Many descendants of the Cree and Ojibwe signatories contend that their ancestors agreed to the treaty based on false pretences. They argue that the written text of Treaty 9 does not include all the protections and concessions that Scott and other government representatives had verbally promised.

For example, the Commissioners’ Official Report of 12 July 1905 stated that, after Cree and Ojibwe leaders showed reluctance to sign the treaty because of its threat to their traditional ways of life, the commissioners told them that “they could continue to live as they and their forefathers had done.” More specifically, the Indigenous peoples “were assured that they were not expected to give up their hunting-grounds, that they might hunt and fish throughout all the country.” However, the actual treaty text reveals that rights to the land are limited; the government can except “tracts [of land] as may be required or taken up from time to time for settlement, mining, lumbering, trading or other purposes.”

Treaty 9 First Nations maintain that they never relinquished their rights to traditional territory. Therefore, they argue, the government requires their consent before proceeding with any resource development or similar project on their land.

Residential Schools

Duncan Campbell Scott played a pivotal role in the expansion of the residential school system.
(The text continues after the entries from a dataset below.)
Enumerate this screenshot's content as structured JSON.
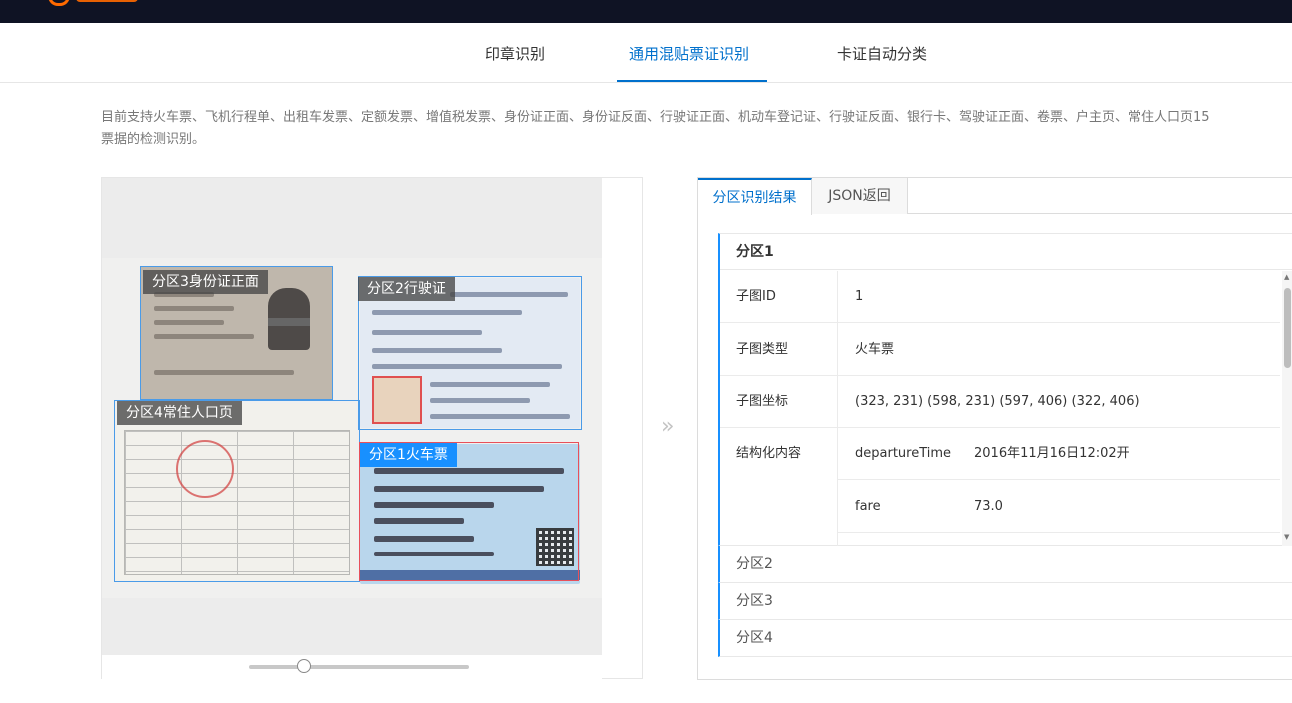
{
  "nav": {
    "tabs": [
      "印章识别",
      "通用混贴票证识别",
      "卡证自动分类"
    ],
    "active_tab": 1
  },
  "description": {
    "line1": "目前支持火车票、飞机行程单、出租车发票、定额发票、增值税发票、身份证正面、身份证反面、行驶证正面、机动车登记证、行驶证反面、银行卡、驾驶证正面、卷票、户主页、常住人口页15",
    "line2": "票据的检测识别。"
  },
  "viewer": {
    "zones": [
      {
        "label": "分区3身份证正面"
      },
      {
        "label": "分区2行驶证"
      },
      {
        "label": "分区4常住人口页"
      },
      {
        "label": "分区1火车票",
        "selected": true
      }
    ],
    "zoom_level": 0.25
  },
  "result": {
    "tabs": [
      "分区识别结果",
      "JSON返回"
    ],
    "sections": [
      {
        "title": "分区1",
        "expanded": true,
        "rows": [
          {
            "key": "子图ID",
            "value": "1"
          },
          {
            "key": "子图类型",
            "value": "火车票"
          },
          {
            "key": "子图坐标",
            "value": "(323, 231) (598, 231) (597, 406) (322, 406)"
          }
        ],
        "structured": {
          "key": "结构化内容",
          "fields": [
            {
              "name": "departureTime",
              "value": "2016年11月16日12:02开"
            },
            {
              "name": "fare",
              "value": "73.0"
            }
          ]
        }
      },
      {
        "title": "分区2"
      },
      {
        "title": "分区3"
      },
      {
        "title": "分区4"
      }
    ]
  },
  "colors": {
    "accent": "#0070cc",
    "selected_zone": "#1890ff",
    "topbar": "#0f1324",
    "brand": "#ff6a00"
  },
  "icons": {
    "forward": "»"
  }
}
Children who attended these schools were often taken from their families by force, and were not allowed to speak their own language or practice their culture. Many children were physically, mentally and sexually assaulted in these schools. (See also I Couldn’t Forget: Reflections on Truth and Reconciliation.)

In 1907, Dr. Peter Henderson Bryce, Canada’s Chief Medical Health Officer, submitted a report to the Department of Indian Affairs (commonly referred to as the Bryce Report, officially known as the Report on the Indian Schools of Manitoba and the North-West Territories), revealing that overcrowding and unsanitary living conditions were spreading disease, primarily tuberculosis, and that students were dying from it. Scott disregarded the report. In 1920, he changed the Indian Act to force Indigenous children between the ages of 7 and 15 to attend residential school.
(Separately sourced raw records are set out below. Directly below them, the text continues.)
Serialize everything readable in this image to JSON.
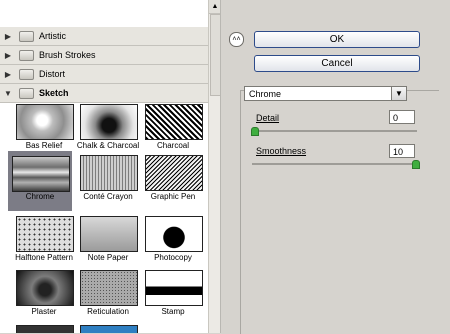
{
  "categories": [
    {
      "label": "Artistic",
      "open": false
    },
    {
      "label": "Brush Strokes",
      "open": false
    },
    {
      "label": "Distort",
      "open": false
    },
    {
      "label": "Sketch",
      "open": true
    }
  ],
  "icons": {
    "collapsed": "triangle-right",
    "expanded": "triangle-down",
    "folder": "folder-icon",
    "scroll_up": "arrow-up-icon",
    "collapse_btn": "double-chevron-up-icon"
  },
  "filters": [
    {
      "label": "Bas Relief",
      "selected": false
    },
    {
      "label": "Chalk & Charcoal",
      "selected": false
    },
    {
      "label": "Charcoal",
      "selected": false
    },
    {
      "label": "Chrome",
      "selected": true
    },
    {
      "label": "Conté Crayon",
      "selected": false
    },
    {
      "label": "Graphic Pen",
      "selected": false
    },
    {
      "label": "Halftone Pattern",
      "selected": false
    },
    {
      "label": "Note Paper",
      "selected": false
    },
    {
      "label": "Photocopy",
      "selected": false
    },
    {
      "label": "Plaster",
      "selected": false
    },
    {
      "label": "Reticulation",
      "selected": false
    },
    {
      "label": "Stamp",
      "selected": false
    }
  ],
  "buttons": {
    "ok": "OK",
    "cancel": "Cancel"
  },
  "filter_select": {
    "value": "Chrome"
  },
  "params": {
    "detail": {
      "label": "Detail",
      "value": "0",
      "fraction": 0.0
    },
    "smoothness": {
      "label": "Smoothness",
      "value": "10",
      "fraction": 1.0
    }
  }
}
Writer Mark Abley argues that Scott is often misquoted as having said that the goal of residential schools was to “kill the Indian in the child.” Abley instead credits this line to an American military officer. While Scott may not have uttered those words, he did say something similar in 1920, before the amendment to the Indian Act became law that same year:
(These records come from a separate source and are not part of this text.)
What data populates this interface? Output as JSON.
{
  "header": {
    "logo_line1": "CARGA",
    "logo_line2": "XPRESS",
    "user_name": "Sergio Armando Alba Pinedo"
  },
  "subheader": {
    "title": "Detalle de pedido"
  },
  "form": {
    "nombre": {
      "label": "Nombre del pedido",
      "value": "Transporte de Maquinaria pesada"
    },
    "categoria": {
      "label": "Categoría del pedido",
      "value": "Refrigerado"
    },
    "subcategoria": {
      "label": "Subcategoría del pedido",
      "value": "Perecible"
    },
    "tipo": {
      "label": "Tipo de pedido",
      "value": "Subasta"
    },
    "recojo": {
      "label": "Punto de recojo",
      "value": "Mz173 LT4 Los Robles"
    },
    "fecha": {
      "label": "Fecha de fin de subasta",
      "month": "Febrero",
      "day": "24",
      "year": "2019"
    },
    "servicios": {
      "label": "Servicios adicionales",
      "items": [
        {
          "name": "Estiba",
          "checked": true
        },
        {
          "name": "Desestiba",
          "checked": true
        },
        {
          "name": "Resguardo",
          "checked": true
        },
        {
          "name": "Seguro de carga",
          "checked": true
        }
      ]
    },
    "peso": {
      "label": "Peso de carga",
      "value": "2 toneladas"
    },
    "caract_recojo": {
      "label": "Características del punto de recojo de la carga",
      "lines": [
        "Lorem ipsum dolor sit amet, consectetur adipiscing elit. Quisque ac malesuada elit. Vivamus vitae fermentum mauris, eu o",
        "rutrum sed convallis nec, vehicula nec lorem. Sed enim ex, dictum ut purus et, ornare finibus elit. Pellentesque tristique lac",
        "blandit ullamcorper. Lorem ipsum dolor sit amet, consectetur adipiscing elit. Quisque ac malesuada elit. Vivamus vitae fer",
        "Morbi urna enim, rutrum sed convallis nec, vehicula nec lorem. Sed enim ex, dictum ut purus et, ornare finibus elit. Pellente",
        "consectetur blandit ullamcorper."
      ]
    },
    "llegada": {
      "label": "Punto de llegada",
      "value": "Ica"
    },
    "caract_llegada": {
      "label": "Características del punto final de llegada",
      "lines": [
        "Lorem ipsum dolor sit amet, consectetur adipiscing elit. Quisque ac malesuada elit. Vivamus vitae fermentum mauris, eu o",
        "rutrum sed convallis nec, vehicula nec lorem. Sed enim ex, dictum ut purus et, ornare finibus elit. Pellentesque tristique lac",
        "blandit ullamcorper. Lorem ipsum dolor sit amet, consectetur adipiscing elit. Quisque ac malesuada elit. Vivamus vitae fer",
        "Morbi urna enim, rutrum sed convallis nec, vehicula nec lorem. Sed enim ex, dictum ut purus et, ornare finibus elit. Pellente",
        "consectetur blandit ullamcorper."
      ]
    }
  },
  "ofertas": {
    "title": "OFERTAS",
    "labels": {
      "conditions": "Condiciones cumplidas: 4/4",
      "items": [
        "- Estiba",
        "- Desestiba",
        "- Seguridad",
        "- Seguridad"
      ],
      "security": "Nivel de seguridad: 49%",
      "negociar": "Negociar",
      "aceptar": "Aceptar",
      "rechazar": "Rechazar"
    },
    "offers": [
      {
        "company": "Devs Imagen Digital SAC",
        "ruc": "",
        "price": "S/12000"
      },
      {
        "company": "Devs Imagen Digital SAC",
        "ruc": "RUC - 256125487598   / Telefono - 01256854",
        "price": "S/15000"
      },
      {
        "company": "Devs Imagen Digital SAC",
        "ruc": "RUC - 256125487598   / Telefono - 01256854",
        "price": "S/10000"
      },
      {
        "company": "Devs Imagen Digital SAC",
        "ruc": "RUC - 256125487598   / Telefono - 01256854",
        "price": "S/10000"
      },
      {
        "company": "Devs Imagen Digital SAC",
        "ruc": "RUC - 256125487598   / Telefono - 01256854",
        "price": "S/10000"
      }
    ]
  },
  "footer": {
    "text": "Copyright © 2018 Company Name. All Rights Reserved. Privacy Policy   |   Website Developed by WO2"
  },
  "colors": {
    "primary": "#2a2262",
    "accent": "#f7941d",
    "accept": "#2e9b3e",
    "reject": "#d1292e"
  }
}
I want to get rid of the Indian problem. I do not think as a matter of fact, that this country ought to continuously protect a class of people who are able to stand alone. That is my whole point…Our object is to continue until there is not a single Indian in Canada that has not been absorbed into the body politic, and there is no Indian question, and no Indian department, that is the whole object of this Bill.

Personal Life

Duncan Campbell Scott married American violinist Belle Warner Botsford in 1894. They had one daughter together, Elizabeth Scott, who died at the age of 12. After Belle’s death in 1929, he remarried two years later to poet Elise Aylen. Scott travelled extensively after his retirement, visiting various parts of Canada, the United States and Europe.

Legacy

Scott was well regarded in mainstream Canadian society during his lifetime. He received honorary degrees and other distinctions, and his work as a poet has been published in various anthologies of Canadian poetry. However, as the effects of his policies towards Indigenous peoples came to light over the course of the late-20th and early-21st centuries, his legacy became increasingly tarnished. In 2015, the Truth and Reconciliation Commission argued that the residential school system amounted to “cultural genocide.” That same year, the plaque commemorating Scott near his grave in Ottawa’s Beechwood Cemetery was changed to include information about his role in the expansion and implementation of the schools. It reads: “As Deputy Superintendent, Scott oversaw the assimilationist Indian Residential School system for Aboriginal children, stating his goal was to ‘get rid of the Indian problem.’”

Honours